“The answer is yes and no,” Kisiangani said when asked whether governors would tilt the votes for presidential candidates.
“There are governors who have a lot of influence in their areas. Some could be after two terms but others are seeking a second term.”
Kisiangani, a Ruto political adviser, argues that governors who have excelled will be listened to by their people.
“There are also governors who are finishing but nobody wants them. There are those in their first terms who have done very badly so what they think about 2022 doesn’t matter,” he said.
Mumias East MP Ben Washiali said some of the governor’s 2022 leaning are related to whether or not they face graft charges.
“The only governors who can decide which side to go are those without issues with the EACC. Those with issues will lean towards the government to protect their interests,” he said.

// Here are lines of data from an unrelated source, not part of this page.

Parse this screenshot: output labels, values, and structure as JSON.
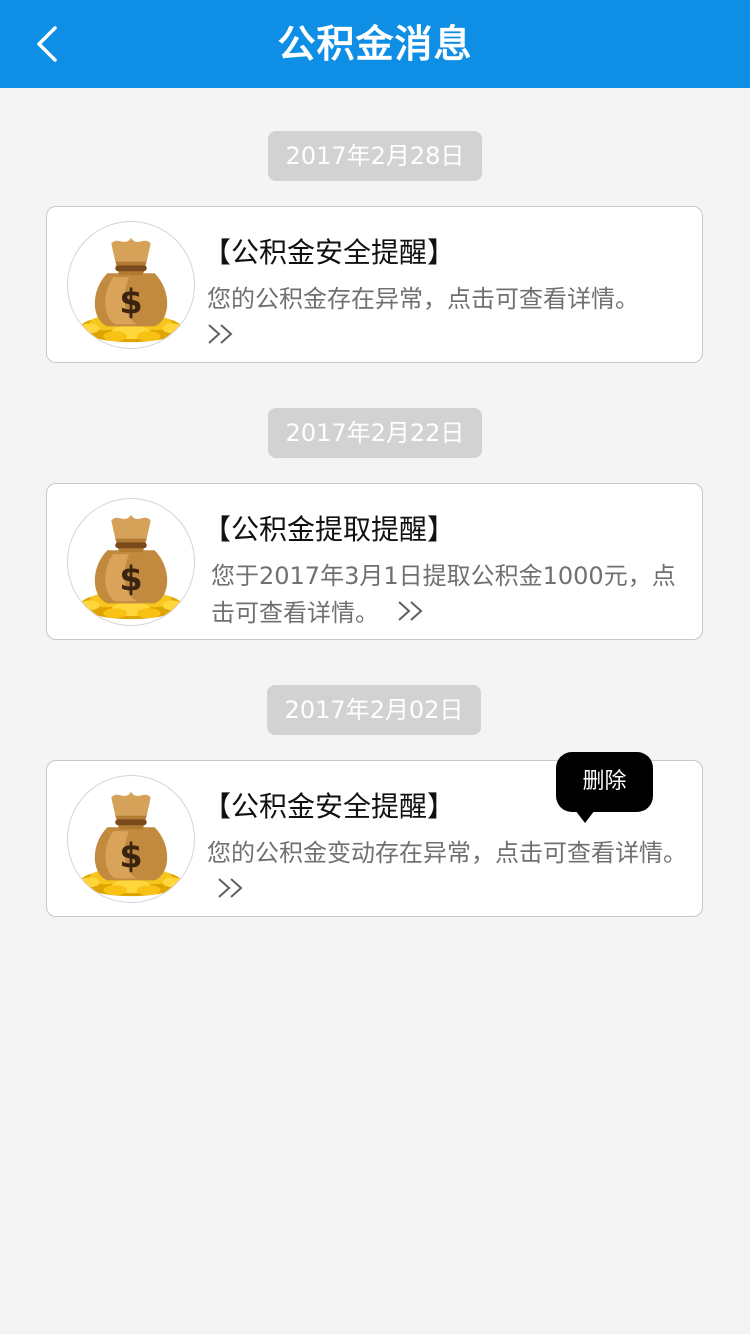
{
  "header": {
    "title": "公积金消息",
    "back_icon": "chevron-left-icon",
    "color": "#0f8ee6"
  },
  "messages": [
    {
      "date": "2017年2月28日",
      "title": "【公积金安全提醒】",
      "desc": "您的公积金存在异常，点击可查看详情。",
      "more_icon": "double-chevron-right-icon",
      "avatar_icon": "money-bag-icon"
    },
    {
      "date": "2017年2月22日",
      "title": "【公积金提取提醒】",
      "desc": "您于2017年3月1日提取公积金1000元，点击可查看详情。",
      "more_icon": "double-chevron-right-icon",
      "avatar_icon": "money-bag-icon"
    },
    {
      "date": "2017年2月02日",
      "title": "【公积金安全提醒】",
      "desc": "您的公积金变动存在异常，点击可查看详情。",
      "more_icon": "double-chevron-right-icon",
      "avatar_icon": "money-bag-icon"
    }
  ],
  "popup": {
    "delete_label": "删除"
  }
}
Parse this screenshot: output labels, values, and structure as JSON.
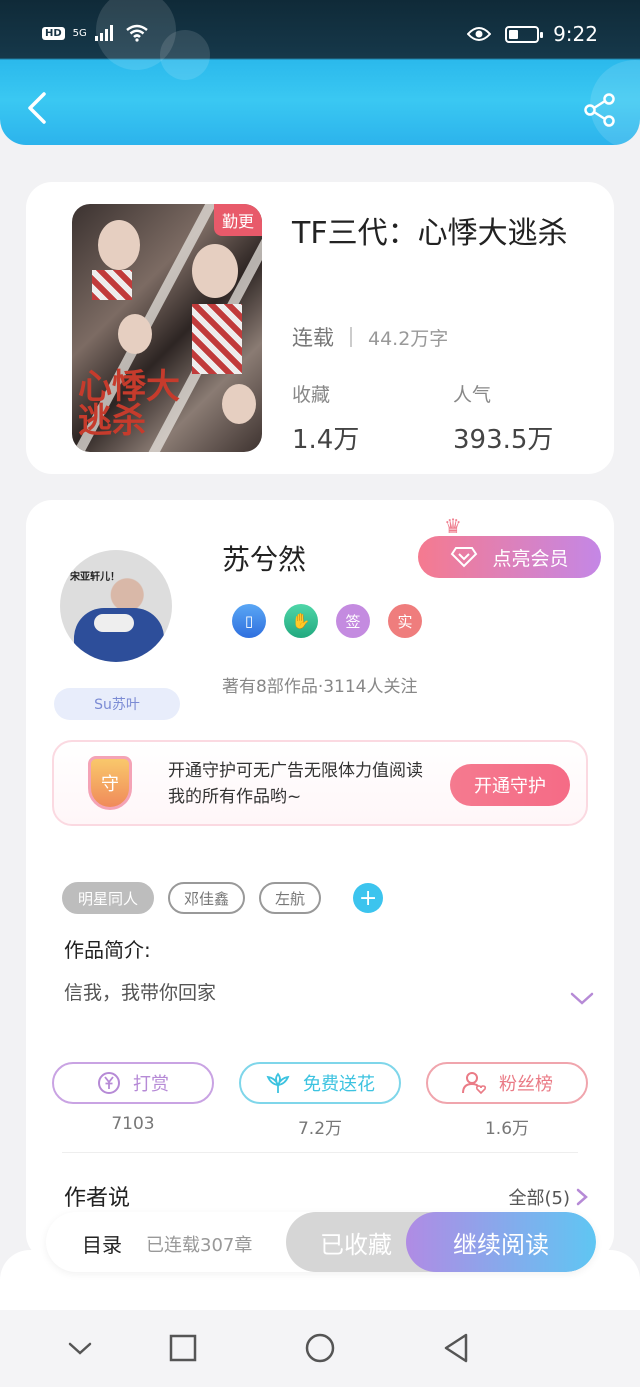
{
  "status_bar": {
    "hd": "HD",
    "network": "5G",
    "time": "9:22",
    "battery_level": 0.35
  },
  "header": {
    "back_icon": "chevron-left-icon",
    "share_icon": "share-icon",
    "accent_color": "#2db7ee"
  },
  "book": {
    "cover_tag": "勤更",
    "cover_title": "心悸大逃杀",
    "title": "TF三代：心悸大逃杀",
    "status": "连载",
    "word_count": "44.2万字",
    "favorites_label": "收藏",
    "favorites_value": "1.4万",
    "popularity_label": "人气",
    "popularity_value": "393.5万"
  },
  "author": {
    "avatar_caption": "宋亚轩儿！",
    "nickname_badge": "Su苏叶",
    "name": "苏兮然",
    "vip_button": "点亮会员",
    "badges": [
      "phone-badge-icon",
      "handshake-badge-icon",
      "签",
      "实"
    ],
    "stats": "著有8部作品·3114人关注"
  },
  "guard": {
    "shield_text": "守",
    "text": "开通守护可无广告无限体力值阅读我的所有作品哟~",
    "button": "开通守护"
  },
  "tags": {
    "primary": "明星同人",
    "items": [
      "邓佳鑫",
      "左航"
    ],
    "add_icon": "plus-icon"
  },
  "intro": {
    "label": "作品简介:",
    "text": "信我，我带你回家"
  },
  "actions": [
    {
      "label": "打赏",
      "count": "7103",
      "icon": "yen-icon",
      "color": "#b68ad6"
    },
    {
      "label": "免费送花",
      "count": "7.2万",
      "icon": "flower-icon",
      "color": "#3dc3e0"
    },
    {
      "label": "粉丝榜",
      "count": "1.6万",
      "icon": "fan-user-icon",
      "color": "#ea7b86"
    }
  ],
  "author_say": {
    "label": "作者说",
    "all_link": "全部(5)"
  },
  "bottom_bar": {
    "toc": "目录",
    "toc_status": "已连载307章",
    "collected": "已收藏",
    "continue": "继续阅读"
  },
  "nav": [
    "chevron-down-icon",
    "square-icon",
    "circle-icon",
    "triangle-back-icon"
  ]
}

Other factors, he said, would be how a governor has managed county funds, adding those who have operated above board have wider choices.
ANC deputy party leader Ayub Savula said one should not imagine that having a good number of governors on their side is a guarantee of victory.
“We will soon be going to other regions to woo voters. More governors will come on board as we traverse the country,” he told the Star.
“A number of governors who are with us but they have not yet declared their stand. Very soon they will go public and you’ll realise some were just lying to our rivals.”
Makueni MP Dan Maanzo, a close Kalanzo ally, said governors will not determine who becomes the fifth President of Kenya.
“Most of these governors have served for two terms and are going home. They may not be of very much use to presidential aspirants,” he added.
He said some governors may be a burden to presidential aspirants because of their poor performance.
“People hate some of these governors because they failed them,”Maanzo said. “Having such a person on your side all the time may not be so good for you if you are looking for v.”
(Edited by V. Graham)